photo: One of the fields to be grazed on the home farm. In the background are a few of the soybean/millet bales we made last summer. In the foreground is an HT/Woven wire subdivision fence.

Thursday, March 8, 2012


Last week a couple of shearers came by and relieved the home flock of their fleece. The majority of the sheep were ewes who will start lambing close to the end of the month. 

We have the sheep shorn shortly before lambing for a few reasons. The main reason is it allows the shepherd to keep a better eye on pregnant ewes. The shepherd will be able to see if the ewe is dilating, having discharge or presenting a lamb. 

Shearing now enables the lamb to be better able to find its mother's teats. A lamb may exert all its energy sucking on a bit of wool thinking it's a teat. Removing the wool eliminates this possibility. 

Shearing now also keeps them cooler during the lambing process. If the nights are cool (as they are now), a ewe will be more apt to lamb indoors rather than out. If she still has wool, she will be comfortable outdoors in the cool night and the lamb will be born outside on a cool night. 

In time the wool will regrow and provide protection from the sun and flies during the summer.

Photo: One of the shearers, Ivan, going through the motions. He's using a Heiniger One Shearing Machine

Photo: Toward the beginning of the shearing process, Ivan gave a lesson on the two different shearing styles that he is familiar with, Australian and New Zealand. The plywood board provides the shearer with a solid place to stand, keeps the ewe off the dirt and helps the fleece stay cleaner during the shearing process. The board was periodically swept of debris. 

 Photo: Carl modeling the Heiniger handpiece with Apache Comb and Storm cutter. 

Thursday, March 1, 2012

Bottle Lambs

We had a few bottle lambs appear in the office yesterday. They have taken up residence outside of the Graphics office.
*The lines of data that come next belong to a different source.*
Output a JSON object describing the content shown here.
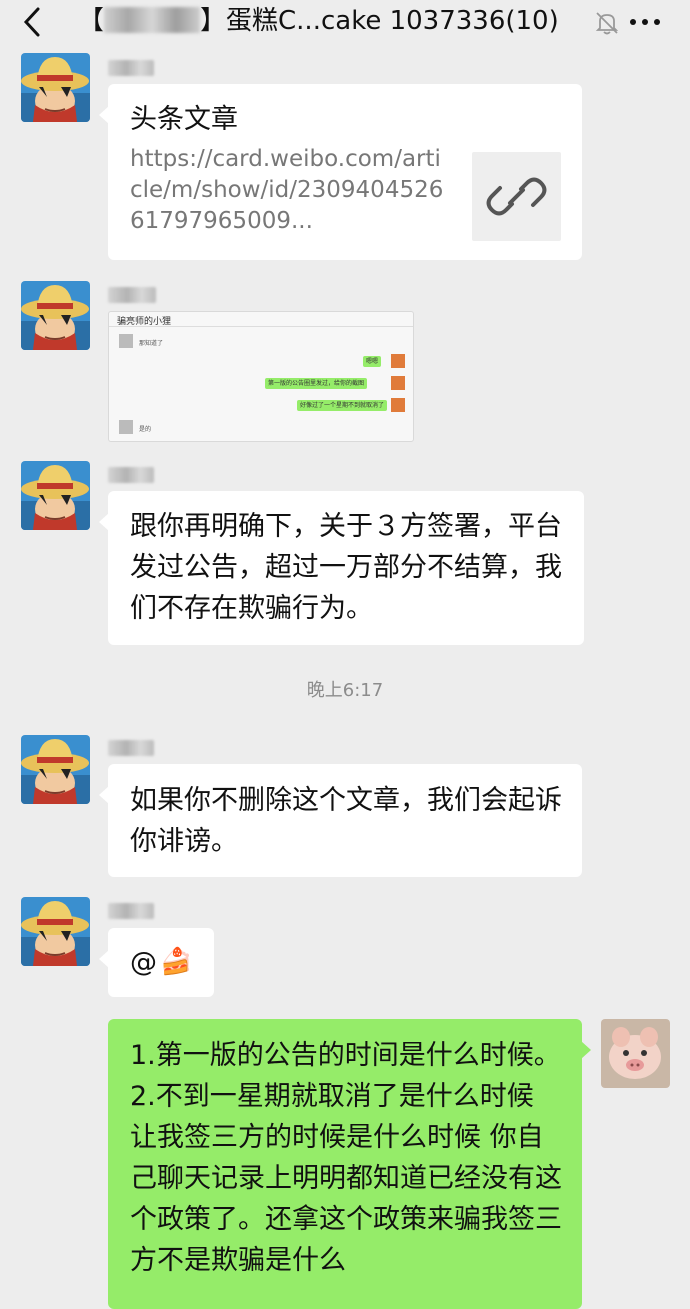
{
  "header": {
    "title_prefix": "【",
    "title_suffix": "】蛋糕C...cake  1037336(10)",
    "icons": [
      "back-arrow-icon",
      "mute-bell-icon",
      "more-icon"
    ]
  },
  "messages": {
    "m1": {
      "title": "头条文章",
      "url": "https://card.weibo.com/article/m/show/id/2309404526617979650​09...",
      "thumb_icon": "link-icon"
    },
    "m2": {
      "shot_title": "骗亮师的小狸",
      "shot_line1": "那知道了",
      "shot_green1": "嗯嗯",
      "shot_green2": "第一版的公告圈里发过，给你的截图",
      "shot_green3": "好像过了一个星期不到就取消了",
      "shot_line2": "是的"
    },
    "m3": {
      "text": "跟你再明确下，关于３方签署，平台发过公告，超过一万部分不结算，我们不存在欺骗行为。"
    },
    "timestamp": "晚上6:17",
    "m4": {
      "text": "如果你不删除这个文章，我们会起诉你诽谤。"
    },
    "m5": {
      "text": "@",
      "emoji": "🍰"
    },
    "m6": {
      "text": "1.第一版的公告的时间是什么时候。2.不到一星期就取消了是什么时候 让我签三方的时候是什么时候 你自己聊天记录上明明都知道已经没有这个政策了。还拿这个政策来骗我签三方不是欺骗是什么"
    }
  },
  "colors": {
    "background": "#ededed",
    "bubble_white": "#ffffff",
    "bubble_green": "#95ec69"
  }
}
Melodie teaching one of the lambs how to feed from a Bucket Teat Unit.

Taking a peek at feeding time.